When I first encountered National Review, in a school library as a teenager, there was a great deal in the magazine that I did not understand. There were disputes over the measurement of economic indicators that were entirely mysterious to me, speculation about the future of countries whose location in the world might have been generally familiar to me but no more, very finely reasoned discussions about moral problems to which I had never given a moment’s thought. Twenty-five years later, the experience of reading National Review is not entirely dissimilar. The breadth and depth of knowledge communicated through the magazine and the website is staggering to an extent that you might not appreciate unless you really tried to keep up with it all for a couple of weeks. We publish more words on the web every day — far more — than we do in a fortnight in print.
One of the great charms of the magazine for me as a young reader was that it was very enjoyable to read even if you did not quite understand everything in it. There was Bill Buckley’s charming correspondence in “Notes and Asides,” Digby Anderson on Spanish breakfasts, and all those wonderful words. I think that practically every conservative writer of my generation spent at least a semester in college trying to write like Bill before concluding that even Bill didn’t try to write like Bill: He just sort of showed up in the world that way, ex nihilo.
We have been known to buy a tuna-salad sandwich for a visiting senator, but Jack Fowler runs a remarkably tight ship. I’ve worked for big, publicly traded companies and tiny little startups, and I cannot think of any organization as conscientious about a dollar as is National Review. The reason for that is of course because we do not have very many of them. Flip through the magazine sometime or look at the website. Those corporate special interests whose alleged bankrolling of the conservative movement we’re always hearing so much liberal handwringing about are not in much evidence. And that’s how it’s probably always going to be: We are in the business of reminding people of eternal if often unpleasant truths. The liberals have their schemes for saving the salamanders or reorganizing the family or redistributing the wealth, and we are standing athwart. We are not peddling rainbows.
So, we sell subscriptions, sell advertising, organize cruises and other fundraising events, and we come to you directly to ask for your help. The plain fact is that if you want Eliana exposing IRS misdeeds or Andy keeping tabs on the many-tentacled Muslim Brotherhood or Ramesh continuing to irk me with his wrongheaded child-tax-credit campaign, we have to keep the printer paid and the servers running, which as a former newspaper editor I can tell you is just shockingly expensive. But I can also tell you that Rich Lowry flies coach.

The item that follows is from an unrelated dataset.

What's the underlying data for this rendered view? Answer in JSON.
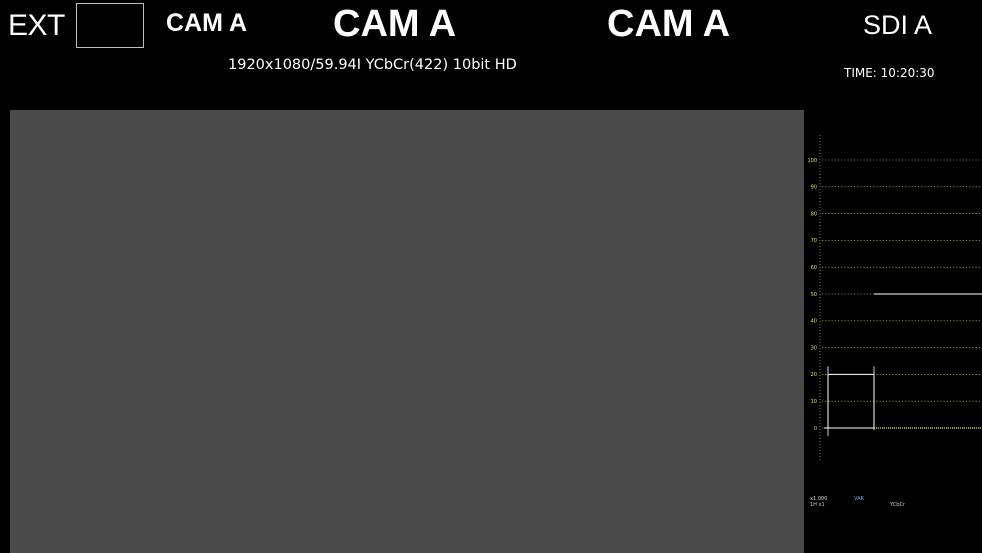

It is a tremendous privilege to be associated with National Review, for which I am deeply grateful to our friends — including you, for whatever you’re able to give.
— Kevin D. Williamson is a roving correspondent for National Review and author of the newly published The End Is Near and It’s Going to Be Awesome.